Let me chime in, as I am in Ireland, and have at least some knowledge of the regulations. However I can see at other answers have already addressed this, so I am not going to repeat this.
Let me give you a solution for your family-day-fox-hunt
- 100 mW EIRP TX
- unlimited FREE RX devices for your family memembers
If it is just for the family fun day (and lets forget about the fun building electronic circuits) you can do the following:
- get a cheap/old Wifi router
- most of them run on 9V or 12V, so you can run it on a battery of some sort
- some you can turn down the power output if you want to make it challenging
- get mobile phones and install a "Wifi tracking or finder app"
- configure the Wifi router with a recognizable SSID
- hide the Wifi router where you have your family day.
- try to find it with phones....
Lots of fun, everyone has a phone, so you have not only solved the TX problem, you have given everyone a method of RX, for all ages !
Building transmitters if fun, and this is probably something where you could say: "we have all done it". The frequency which is most versatile to experiment with is 87-108 MHz, which is the FM broadcast band. You will need to experiment with filtering and the like. And with a max ERP of 50 nW there is not much of a range.
You do have to start somewhere when you want to do this, but it will be a while before you can build a transmitter with larger power output, which can be used for your intended family day. (as other answers have already covered this)
[EDIT after reading some more documents about the legality]
I was surprised about the frequency ranges mentioned, hence my edit here.
It seems to me that most of the frequencies you are listing have a very specific license exemption, e.g. cordless phones, baby monitors, radar-to-wall, and other applications.
I would strongly advice to stay away from those "seems to be good to use" frequencies. These frequencies are NOT for "Private Mobile Radio" (PMR for short). The license exempt allocations for PMR are:
- 434.04 – 434.79 MHz (10 mW)
- 446.00 - 446.10 MHz (500 mW) channelized
- 446.10 - 446.20 MHz (500 mW) channelized digital only
However for those license exempt frequencies there are actually type-approval requirements in the appropriate legistlation.
The relevant documents can be found on Electronic Irish Statute Book:
- S.I. 93 of 1998
- S.I. 405 of 2005
- S.I. 160 of 2006
Clearly stipulating that the equipment used for those need to be "type approved", and will bring a extensive list of requirements for such approval.

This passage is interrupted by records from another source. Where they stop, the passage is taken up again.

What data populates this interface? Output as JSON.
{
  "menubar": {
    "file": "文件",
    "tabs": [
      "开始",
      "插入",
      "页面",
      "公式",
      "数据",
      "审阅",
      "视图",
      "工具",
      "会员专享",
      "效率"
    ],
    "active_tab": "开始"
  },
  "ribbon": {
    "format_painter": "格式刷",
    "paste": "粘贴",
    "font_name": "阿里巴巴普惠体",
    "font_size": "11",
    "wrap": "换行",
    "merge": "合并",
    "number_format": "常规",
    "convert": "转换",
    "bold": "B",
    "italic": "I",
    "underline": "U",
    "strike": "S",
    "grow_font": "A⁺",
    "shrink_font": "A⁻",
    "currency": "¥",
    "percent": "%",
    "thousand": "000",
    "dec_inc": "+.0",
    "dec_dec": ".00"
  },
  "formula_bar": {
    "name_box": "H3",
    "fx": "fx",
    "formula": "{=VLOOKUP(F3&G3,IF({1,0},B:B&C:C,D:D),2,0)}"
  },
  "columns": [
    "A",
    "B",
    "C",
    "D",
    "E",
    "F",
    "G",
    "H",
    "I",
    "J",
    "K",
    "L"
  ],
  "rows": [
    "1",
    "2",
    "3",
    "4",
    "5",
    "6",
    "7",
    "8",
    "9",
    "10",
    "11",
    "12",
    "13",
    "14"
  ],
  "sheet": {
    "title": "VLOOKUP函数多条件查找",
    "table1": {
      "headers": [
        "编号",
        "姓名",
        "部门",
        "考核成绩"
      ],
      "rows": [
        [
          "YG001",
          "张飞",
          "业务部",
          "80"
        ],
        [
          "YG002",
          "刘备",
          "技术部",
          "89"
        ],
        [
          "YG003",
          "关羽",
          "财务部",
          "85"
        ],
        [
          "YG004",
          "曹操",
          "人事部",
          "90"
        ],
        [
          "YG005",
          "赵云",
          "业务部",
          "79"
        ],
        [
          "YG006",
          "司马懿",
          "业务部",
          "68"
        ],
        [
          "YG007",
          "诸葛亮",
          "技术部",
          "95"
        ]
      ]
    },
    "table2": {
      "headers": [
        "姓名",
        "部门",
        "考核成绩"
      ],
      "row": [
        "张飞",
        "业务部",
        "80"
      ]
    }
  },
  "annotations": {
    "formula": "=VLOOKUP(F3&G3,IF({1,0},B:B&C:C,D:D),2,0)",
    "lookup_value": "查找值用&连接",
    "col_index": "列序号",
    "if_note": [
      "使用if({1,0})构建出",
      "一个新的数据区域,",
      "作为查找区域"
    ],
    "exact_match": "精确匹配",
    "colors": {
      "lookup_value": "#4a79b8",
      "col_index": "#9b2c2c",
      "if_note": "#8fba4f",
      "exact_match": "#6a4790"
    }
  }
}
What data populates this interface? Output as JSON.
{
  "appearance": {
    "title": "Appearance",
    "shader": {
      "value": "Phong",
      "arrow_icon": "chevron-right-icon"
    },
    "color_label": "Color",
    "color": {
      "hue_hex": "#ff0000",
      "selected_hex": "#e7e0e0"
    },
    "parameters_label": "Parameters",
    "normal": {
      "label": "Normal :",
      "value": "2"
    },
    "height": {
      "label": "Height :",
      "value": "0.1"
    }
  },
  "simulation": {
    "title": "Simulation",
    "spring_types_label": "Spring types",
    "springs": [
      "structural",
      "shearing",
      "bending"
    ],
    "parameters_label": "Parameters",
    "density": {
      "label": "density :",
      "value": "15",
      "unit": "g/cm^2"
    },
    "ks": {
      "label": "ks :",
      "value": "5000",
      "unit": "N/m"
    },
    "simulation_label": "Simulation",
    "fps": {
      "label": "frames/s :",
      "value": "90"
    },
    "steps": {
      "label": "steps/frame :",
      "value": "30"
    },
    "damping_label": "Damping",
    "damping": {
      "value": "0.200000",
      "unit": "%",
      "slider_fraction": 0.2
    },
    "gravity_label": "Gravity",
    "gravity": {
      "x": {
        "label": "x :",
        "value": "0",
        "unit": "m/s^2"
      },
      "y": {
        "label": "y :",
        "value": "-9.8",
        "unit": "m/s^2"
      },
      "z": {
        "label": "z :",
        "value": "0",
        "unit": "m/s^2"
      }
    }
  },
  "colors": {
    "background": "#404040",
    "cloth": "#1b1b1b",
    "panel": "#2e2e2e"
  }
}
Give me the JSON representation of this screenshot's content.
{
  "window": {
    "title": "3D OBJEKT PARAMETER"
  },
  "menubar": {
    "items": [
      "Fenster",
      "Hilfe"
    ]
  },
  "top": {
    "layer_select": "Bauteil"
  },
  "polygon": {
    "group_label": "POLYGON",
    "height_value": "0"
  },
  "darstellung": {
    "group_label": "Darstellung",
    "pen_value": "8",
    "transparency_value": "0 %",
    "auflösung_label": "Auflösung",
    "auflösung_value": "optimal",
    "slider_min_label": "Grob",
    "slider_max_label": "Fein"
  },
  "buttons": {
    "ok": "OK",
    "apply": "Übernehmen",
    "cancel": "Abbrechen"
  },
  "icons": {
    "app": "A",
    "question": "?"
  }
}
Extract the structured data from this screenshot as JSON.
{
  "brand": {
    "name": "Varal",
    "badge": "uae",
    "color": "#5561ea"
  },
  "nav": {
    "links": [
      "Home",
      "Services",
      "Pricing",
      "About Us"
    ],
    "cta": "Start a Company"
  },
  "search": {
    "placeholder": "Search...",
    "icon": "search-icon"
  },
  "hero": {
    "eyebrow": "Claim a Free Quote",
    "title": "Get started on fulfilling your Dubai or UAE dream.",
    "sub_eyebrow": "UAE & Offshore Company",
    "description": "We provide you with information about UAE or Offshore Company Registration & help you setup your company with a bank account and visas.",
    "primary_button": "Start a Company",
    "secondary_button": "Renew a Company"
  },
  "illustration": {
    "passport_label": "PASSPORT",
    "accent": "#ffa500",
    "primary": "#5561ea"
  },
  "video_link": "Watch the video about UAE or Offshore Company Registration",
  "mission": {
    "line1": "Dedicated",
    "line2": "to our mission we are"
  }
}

Furthermore, Document 06/47R stipulates the following:
All radio and telecommunications terminal equipment must comply with
the essential requirements and other relevant provisions of the R&TTE
Directive before being placed on the market or put into service in
Which was already mentioned in another answer, this will bring requirements in regards to spurious emissions and harmonics.
Under Irish legislation (The Wireless Telegraphy Acts 1926 - 1988),
all apparatus for Wireless Telegraphy requires a licence unless that
apparatus has been specifically exempted from licensing under Irish
legislation by means of an Exemption Order.
Which comes down to "you may not own a tranmitter, unless licensed, or unless license exempt" And we already know that the license exempt equipment need to be type approved.
So your options are getting narrower once you start reading the detail of the legislation.
The PMR devices (properly type approved and license exempt) are widely available in many stores around Ireland. They are called PMR446 devices, and sold as "walkie-talkie". These will have a 500 mW output and can be loads of fun. Some of them have microphone inputs where you can feed it with a signal of some sort.
For a "family day of fun in the park" and therefore in a public place, I would higly recommend you stick to type-approved equipment, or the Wifi I mentioned before.
Don't let this stop you from experimenting, there are some good answers here which can get you going in building simple transmitting circuits. Just don't expect to build anything with large power output and be sure you are able to measure and adjust/filter spurious emissions and harmonics... this will be a learning journey.
I believe that many experimenters do so in the 87-108 MHz FM broadcast band, and keep the power output under 50 nW. This I mention above as well. Technically speaking this license exemption for Short Range Devices, also need type approval, and also a CE mark certification. But I could not find any other frequency allocation for such experimentation.
I am not even sure if there is an allocation you could "officially" use for experimentation.
Did I built transmitters in that frequency range?
Yes I did, learned a lot, had some fun. But never with large power, and never used them for "public" functions/family-days-in-the-park.